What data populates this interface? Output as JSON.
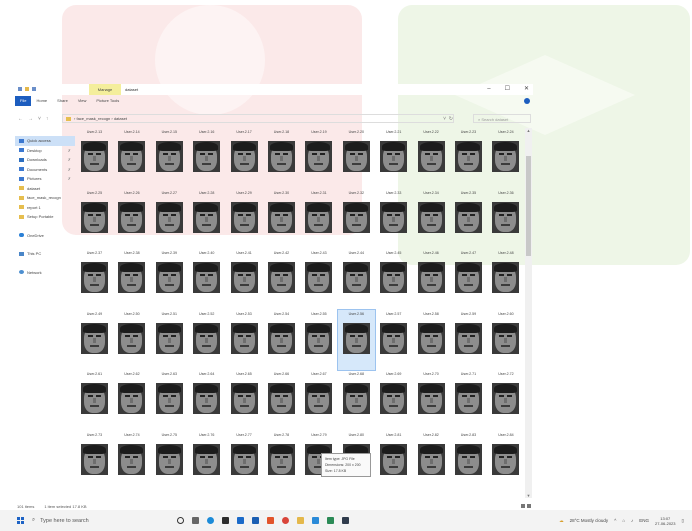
{
  "window": {
    "title": "dataset",
    "contextual_tab": "Manage",
    "controls": [
      "–",
      "☐",
      "✕"
    ]
  },
  "ribbon": {
    "tabs": [
      "File",
      "Home",
      "Share",
      "View",
      "Picture Tools"
    ]
  },
  "address": {
    "path": [
      "face_mask_recogn",
      "dataset"
    ],
    "search_placeholder": "Search dataset"
  },
  "nav": {
    "items": [
      {
        "label": "Quick access",
        "icon": "star-icon",
        "selected": true
      },
      {
        "label": "Desktop",
        "icon": "desktop-icon",
        "pinned": true
      },
      {
        "label": "Downloads",
        "icon": "download-icon",
        "pinned": true
      },
      {
        "label": "Documents",
        "icon": "documents-icon",
        "pinned": true
      },
      {
        "label": "Pictures",
        "icon": "pictures-icon",
        "pinned": true
      },
      {
        "label": "dataset",
        "icon": "folder-icon"
      },
      {
        "label": "face_mask_recogn",
        "icon": "folder-icon"
      },
      {
        "label": "report 1",
        "icon": "folder-icon"
      },
      {
        "label": "Setup Portable",
        "icon": "folder-icon"
      },
      {
        "label": "OneDrive",
        "icon": "cloud-icon"
      },
      {
        "label": "This PC",
        "icon": "computer-icon"
      },
      {
        "label": "Network",
        "icon": "network-icon"
      }
    ]
  },
  "files": {
    "rows": [
      [
        "User.2.13",
        "User.2.14",
        "User.2.15",
        "User.2.16",
        "User.2.17",
        "User.2.18",
        "User.2.19",
        "User.2.20",
        "User.2.21",
        "User.2.22",
        "User.2.23",
        "User.2.24"
      ],
      [
        "User.2.25",
        "User.2.26",
        "User.2.27",
        "User.2.28",
        "User.2.29",
        "User.2.30",
        "User.2.31",
        "User.2.32",
        "User.2.33",
        "User.2.34",
        "User.2.35",
        "User.2.36"
      ],
      [
        "User.2.37",
        "User.2.38",
        "User.2.39",
        "User.2.40",
        "User.2.41",
        "User.2.42",
        "User.2.43",
        "User.2.44",
        "User.2.45",
        "User.2.46",
        "User.2.47",
        "User.2.48"
      ],
      [
        "User.2.49",
        "User.2.50",
        "User.2.51",
        "User.2.52",
        "User.2.53",
        "User.2.54",
        "User.2.55",
        "User.2.56",
        "User.2.57",
        "User.2.58",
        "User.2.59",
        "User.2.60"
      ],
      [
        "User.2.61",
        "User.2.62",
        "User.2.63",
        "User.2.64",
        "User.2.65",
        "User.2.66",
        "User.2.67",
        "User.2.68",
        "User.2.69",
        "User.2.70",
        "User.2.71",
        "User.2.72"
      ],
      [
        "User.2.73",
        "User.2.74",
        "User.2.75",
        "User.2.76",
        "User.2.77",
        "User.2.78",
        "User.2.79",
        "User.2.80",
        "User.2.81",
        "User.2.82",
        "User.2.83",
        "User.2.84"
      ],
      [
        "",
        "",
        "",
        "",
        "",
        "",
        "",
        "",
        "",
        "",
        "",
        ""
      ]
    ],
    "selected": "User.2.56"
  },
  "tooltip": {
    "line1": "Item type: JPG File",
    "line2": "Dimensions: 200 x 200",
    "line3": "Size: 17.8 KB"
  },
  "status": {
    "count": "101 items",
    "selection": "1 item selected  17.8 KB"
  },
  "taskbar": {
    "search_placeholder": "Type here to search",
    "weather": "28°C  Mostly cloudy",
    "lang": "ENG",
    "time": "13:07",
    "date": "27-06-2023"
  },
  "colors": {
    "file_tab": "#1c5dbf",
    "manage_tab": "#f4ee9c",
    "selection": "#cce0f7"
  }
}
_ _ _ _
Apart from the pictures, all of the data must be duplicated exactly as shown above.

SOLVED PROBLEM:
What data populates this interface? Output as JSON.
{
  "window": {
    "title": "dataset",
    "contextual_tab": "Manage",
    "controls": [
      "–",
      "☐",
      "✕"
    ]
  },
  "ribbon": {
    "tabs": [
      "File",
      "Home",
      "Share",
      "View",
      "Picture Tools"
    ]
  },
  "address": {
    "path": [
      "face_mask_recogn",
      "dataset"
    ],
    "search_placeholder": "Search dataset"
  },
  "nav": {
    "items": [
      {
        "label": "Quick access",
        "icon": "star-icon",
        "selected": true
      },
      {
        "label": "Desktop",
        "icon": "desktop-icon",
        "pinned": true
      },
      {
        "label": "Downloads",
        "icon": "download-icon",
        "pinned": true
      },
      {
        "label": "Documents",
        "icon": "documents-icon",
        "pinned": true
      },
      {
        "label": "Pictures",
        "icon": "pictures-icon",
        "pinned": true
      },
      {
        "label": "dataset",
        "icon": "folder-icon"
      },
      {
        "label": "face_mask_recogn",
        "icon": "folder-icon"
      },
      {
        "label": "report 1",
        "icon": "folder-icon"
      },
      {
        "label": "Setup Portable",
        "icon": "folder-icon"
      },
      {
        "label": "OneDrive",
        "icon": "cloud-icon"
      },
      {
        "label": "This PC",
        "icon": "computer-icon"
      },
      {
        "label": "Network",
        "icon": "network-icon"
      }
    ]
  },
  "files": {
    "rows": [
      [
        "User.2.13",
        "User.2.14",
        "User.2.15",
        "User.2.16",
        "User.2.17",
        "User.2.18",
        "User.2.19",
        "User.2.20",
        "User.2.21",
        "User.2.22",
        "User.2.23",
        "User.2.24"
      ],
      [
        "User.2.25",
        "User.2.26",
        "User.2.27",
        "User.2.28",
        "User.2.29",
        "User.2.30",
        "User.2.31",
        "User.2.32",
        "User.2.33",
        "User.2.34",
        "User.2.35",
        "User.2.36"
      ],
      [
        "User.2.37",
        "User.2.38",
        "User.2.39",
        "User.2.40",
        "User.2.41",
        "User.2.42",
        "User.2.43",
        "User.2.44",
        "User.2.45",
        "User.2.46",
        "User.2.47",
        "User.2.48"
      ],
      [
        "User.2.49",
        "User.2.50",
        "User.2.51",
        "User.2.52",
        "User.2.53",
        "User.2.54",
        "User.2.55",
        "User.2.56",
        "User.2.57",
        "User.2.58",
        "User.2.59",
        "User.2.60"
      ],
      [
        "User.2.61",
        "User.2.62",
        "User.2.63",
        "User.2.64",
        "User.2.65",
        "User.2.66",
        "User.2.67",
        "User.2.68",
        "User.2.69",
        "User.2.70",
        "User.2.71",
        "User.2.72"
      ],
      [
        "User.2.73",
        "User.2.74",
        "User.2.75",
        "User.2.76",
        "User.2.77",
        "User.2.78",
        "User.2.79",
        "User.2.80",
        "User.2.81",
        "User.2.82",
        "User.2.83",
        "User.2.84"
      ],
      [
        "",
        "",
        "",
        "",
        "",
        "",
        "",
        "",
        "",
        "",
        "",
        ""
      ]
    ],
    "selected": "User.2.56"
  },
  "tooltip": {
    "line1": "Item type: JPG File",
    "line2": "Dimensions: 200 x 200",
    "line3": "Size: 17.8 KB"
  },
  "status": {
    "count": "101 items",
    "selection": "1 item selected  17.8 KB"
  },
  "taskbar": {
    "search_placeholder": "Type here to search",
    "weather": "28°C  Mostly cloudy",
    "lang": "ENG",
    "time": "13:07",
    "date": "27-06-2023"
  },
  "colors": {
    "file_tab": "#1c5dbf",
    "manage_tab": "#f4ee9c",
    "selection": "#cce0f7"
  }
}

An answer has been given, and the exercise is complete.